Dizia a técnica que os alemães tinham de aumentar os seus salários para que os europeus do sul pudessem exportar mais para a Alemanha."
- It's not the euro, stupid! (parte I), (parte II), (parte III), (parte IV) e (parte V)
- Poucos recordam o impacte da adesão da China à OMC
"German firms, producing high-tech, high value-added, high-priced and mostly very complex manufacturing goods, do not directly compete with Spanish, Portuguese, Greek or even most Italian firms, which are specializing in lower-tech, lower value-added, low-price and less complex goods (Simonazzi et al. 2013). German firms are price-setters and dominate their niche markets, while Greek and Portuguese firms instead compete with low-cost Asian producers - on costs (but not just labor costs) - and get pushed out from their markets by their Chinese competitors (Straca 2013). [Moi ici: Segue-se algo que só vi escrito por mim e ao arrepio dos gurus tugas... lembrem-se do meu marcador gato vs rato] The upshot is that real-life competition in oligopolistic markets cannot be reduced to just unit-labor-cost competition - whatever the textbooks want us to believe. And if one insists on focusing on unit labor costs, then there is no reason why one should not also look at unit capital costs (or profit margins), as is argued by Felipe and Kumar (2011); oligopolistic firms might as well compete on profit margins."E ainda:

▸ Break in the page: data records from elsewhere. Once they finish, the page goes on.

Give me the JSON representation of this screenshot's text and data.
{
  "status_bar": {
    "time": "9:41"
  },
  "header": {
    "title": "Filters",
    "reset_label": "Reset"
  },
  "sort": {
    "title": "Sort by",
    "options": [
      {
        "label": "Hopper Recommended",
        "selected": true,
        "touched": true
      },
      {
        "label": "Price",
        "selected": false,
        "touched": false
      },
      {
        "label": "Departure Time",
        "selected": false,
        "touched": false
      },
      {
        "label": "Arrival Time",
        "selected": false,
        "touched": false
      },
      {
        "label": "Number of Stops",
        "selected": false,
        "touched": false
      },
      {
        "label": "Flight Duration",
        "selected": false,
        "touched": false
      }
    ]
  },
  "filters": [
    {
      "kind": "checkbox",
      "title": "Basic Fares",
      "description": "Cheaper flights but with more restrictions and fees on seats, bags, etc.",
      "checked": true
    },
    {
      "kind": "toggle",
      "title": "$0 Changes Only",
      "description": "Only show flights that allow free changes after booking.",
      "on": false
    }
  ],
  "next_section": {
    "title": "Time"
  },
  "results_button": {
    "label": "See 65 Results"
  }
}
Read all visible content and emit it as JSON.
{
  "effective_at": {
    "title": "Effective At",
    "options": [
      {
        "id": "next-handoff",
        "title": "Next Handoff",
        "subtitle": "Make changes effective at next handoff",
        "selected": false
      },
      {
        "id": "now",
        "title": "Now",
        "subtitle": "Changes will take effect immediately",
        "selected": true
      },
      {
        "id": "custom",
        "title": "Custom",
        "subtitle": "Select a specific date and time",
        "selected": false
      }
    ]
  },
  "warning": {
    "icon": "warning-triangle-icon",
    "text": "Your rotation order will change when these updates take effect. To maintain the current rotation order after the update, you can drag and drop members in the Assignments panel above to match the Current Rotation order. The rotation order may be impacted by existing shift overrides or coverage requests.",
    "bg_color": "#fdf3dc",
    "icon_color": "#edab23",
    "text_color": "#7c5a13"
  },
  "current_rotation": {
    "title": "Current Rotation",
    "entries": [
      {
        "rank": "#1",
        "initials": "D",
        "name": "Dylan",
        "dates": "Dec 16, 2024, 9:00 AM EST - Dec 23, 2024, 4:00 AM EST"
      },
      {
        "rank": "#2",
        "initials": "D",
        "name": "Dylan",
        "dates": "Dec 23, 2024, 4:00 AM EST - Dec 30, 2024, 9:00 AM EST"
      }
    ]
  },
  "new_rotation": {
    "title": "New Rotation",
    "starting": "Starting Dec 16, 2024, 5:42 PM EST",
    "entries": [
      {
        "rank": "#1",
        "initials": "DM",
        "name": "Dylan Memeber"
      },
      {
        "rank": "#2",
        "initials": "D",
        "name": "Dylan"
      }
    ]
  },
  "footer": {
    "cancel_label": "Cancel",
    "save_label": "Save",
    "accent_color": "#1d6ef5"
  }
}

"Flassbeck and Lapavitsas argue in favor of higher German wages (and higher German inflation), just like Wren-Lewis (2016), in the mistaken belief that this will lower Germany’s cost competitiveness, reduce its trade surplus, and thereby rebalance the Eurozone as a whole. German exports and imports, as I argued above, are not very sensitive to changes in relative unit labor costs, however, and hence there will be only a limited amount of expenditure switching (away from German products and toward foreign goods), as has also been convincingly shown by Schröder (2015). Let me repeat for clarity’s sake that I am strongly in favor of higher nominal wage growth (in excess of labor productivity growth plus 2%) in Germany. It will definitely help Germany. But it will not help the crisis-countries of the Eurozone."